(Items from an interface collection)
>>>

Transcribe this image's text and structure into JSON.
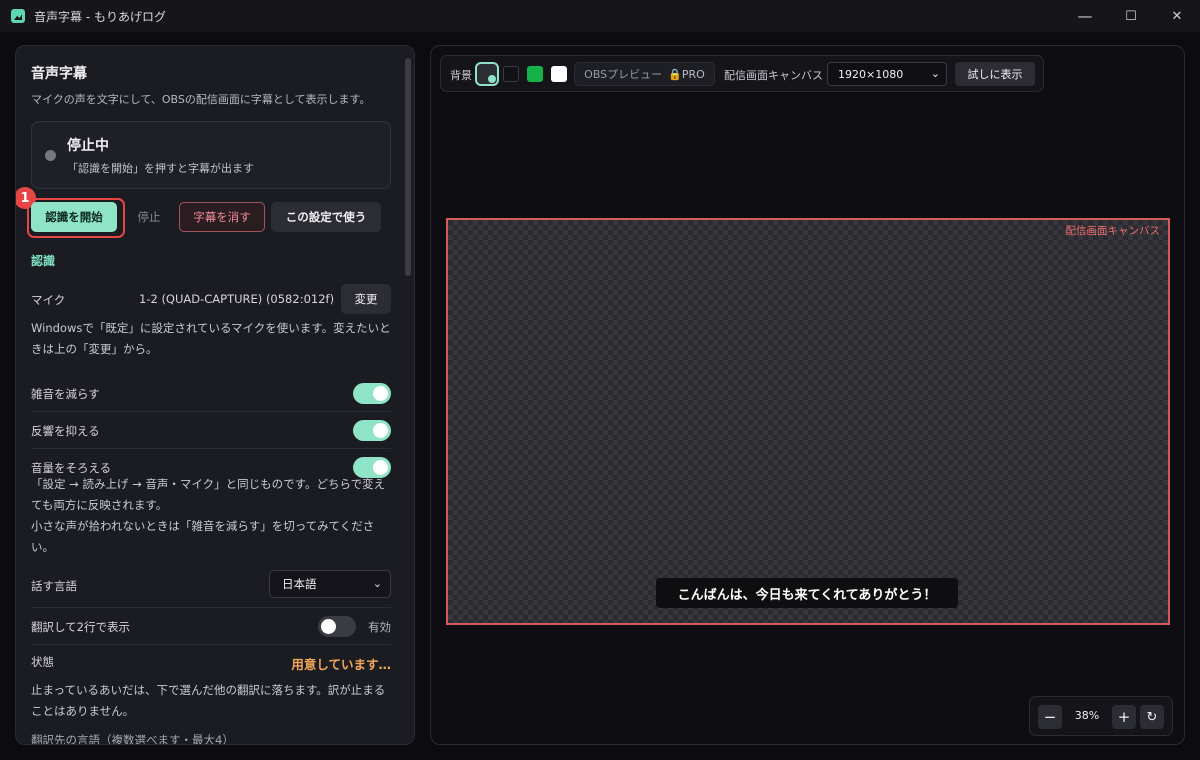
{
  "window": {
    "title": "音声字幕 - もりあげログ",
    "minimize": "—",
    "maximize": "☐",
    "close": "✕"
  },
  "left": {
    "title": "音声字幕",
    "subtitle": "マイクの声を文字にして、OBSの配信画面に字幕として表示します。",
    "status": {
      "title": "停止中",
      "hint": "「認識を開始」を押すと字幕が出ます"
    },
    "badge": "1",
    "buttons": {
      "start": "認識を開始",
      "stop": "停止",
      "clear": "字幕を消す",
      "use": "この設定で使う"
    },
    "section_recognition": "認識",
    "mic": {
      "label": "マイク",
      "value": "1-2 (QUAD-CAPTURE) (0582:012f)",
      "change": "変更"
    },
    "mic_note": "Windowsで「既定」に設定されているマイクを使います。変えたいときは上の「変更」から。",
    "toggles": [
      {
        "label": "雑音を減らす",
        "on": true
      },
      {
        "label": "反響を抑える",
        "on": true
      },
      {
        "label": "音量をそろえる",
        "on": true
      }
    ],
    "audio_note_1": "「設定 → 読み上げ → 音声・マイク」と同じものです。どちらで変えても両方に反映されます。",
    "audio_note_2": "小さな声が拾われないときは「雑音を減らす」を切ってみてください。",
    "language": {
      "label": "話す言語",
      "value": "日本語"
    },
    "translate": {
      "label": "翻訳して2行で表示",
      "on": false,
      "state": "有効"
    },
    "state": {
      "label": "状態",
      "value": "用意しています…"
    },
    "state_note": "止まっているあいだは、下で選んだ他の翻訳に落ちます。訳が止まることはありません。",
    "target_lang": "翻訳先の言語（複数選べます・最大4）"
  },
  "right": {
    "toolbar": {
      "bg_label": "背景",
      "swatch_colors": [
        "#111116",
        "#14b348",
        "#ffffff"
      ],
      "obs_preview": "OBSプレビュー",
      "pro": "🔒PRO",
      "canvas_label": "配信画面キャンバス",
      "resolution": "1920×1080",
      "try": "試しに表示"
    },
    "canvas": {
      "label": "配信画面キャンバス",
      "subtitle": "こんばんは、今日も来てくれてありがとう！"
    },
    "zoom": {
      "minus": "−",
      "value": "38%",
      "plus": "+",
      "reset": "↻"
    }
  },
  "colors": {
    "accent": "#8fe3c7",
    "danger": "#e64545",
    "warning": "#f2a85a"
  }
}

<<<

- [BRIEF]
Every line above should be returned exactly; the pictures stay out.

- [PROBLEM SOLUTION]
Transcribe this image's text and structure into JSON.
{
  "window": {
    "title": "音声字幕 - もりあげログ",
    "minimize": "—",
    "maximize": "☐",
    "close": "✕"
  },
  "left": {
    "title": "音声字幕",
    "subtitle": "マイクの声を文字にして、OBSの配信画面に字幕として表示します。",
    "status": {
      "title": "停止中",
      "hint": "「認識を開始」を押すと字幕が出ます"
    },
    "badge": "1",
    "buttons": {
      "start": "認識を開始",
      "stop": "停止",
      "clear": "字幕を消す",
      "use": "この設定で使う"
    },
    "section_recognition": "認識",
    "mic": {
      "label": "マイク",
      "value": "1-2 (QUAD-CAPTURE) (0582:012f)",
      "change": "変更"
    },
    "mic_note": "Windowsで「既定」に設定されているマイクを使います。変えたいときは上の「変更」から。",
    "toggles": [
      {
        "label": "雑音を減らす",
        "on": true
      },
      {
        "label": "反響を抑える",
        "on": true
      },
      {
        "label": "音量をそろえる",
        "on": true
      }
    ],
    "audio_note_1": "「設定 → 読み上げ → 音声・マイク」と同じものです。どちらで変えても両方に反映されます。",
    "audio_note_2": "小さな声が拾われないときは「雑音を減らす」を切ってみてください。",
    "language": {
      "label": "話す言語",
      "value": "日本語"
    },
    "translate": {
      "label": "翻訳して2行で表示",
      "on": false,
      "state": "有効"
    },
    "state": {
      "label": "状態",
      "value": "用意しています…"
    },
    "state_note": "止まっているあいだは、下で選んだ他の翻訳に落ちます。訳が止まることはありません。",
    "target_lang": "翻訳先の言語（複数選べます・最大4）"
  },
  "right": {
    "toolbar": {
      "bg_label": "背景",
      "swatch_colors": [
        "#111116",
        "#14b348",
        "#ffffff"
      ],
      "obs_preview": "OBSプレビュー",
      "pro": "🔒PRO",
      "canvas_label": "配信画面キャンバス",
      "resolution": "1920×1080",
      "try": "試しに表示"
    },
    "canvas": {
      "label": "配信画面キャンバス",
      "subtitle": "こんばんは、今日も来てくれてありがとう！"
    },
    "zoom": {
      "minus": "−",
      "value": "38%",
      "plus": "+",
      "reset": "↻"
    }
  },
  "colors": {
    "accent": "#8fe3c7",
    "danger": "#e64545",
    "warning": "#f2a85a"
  }
}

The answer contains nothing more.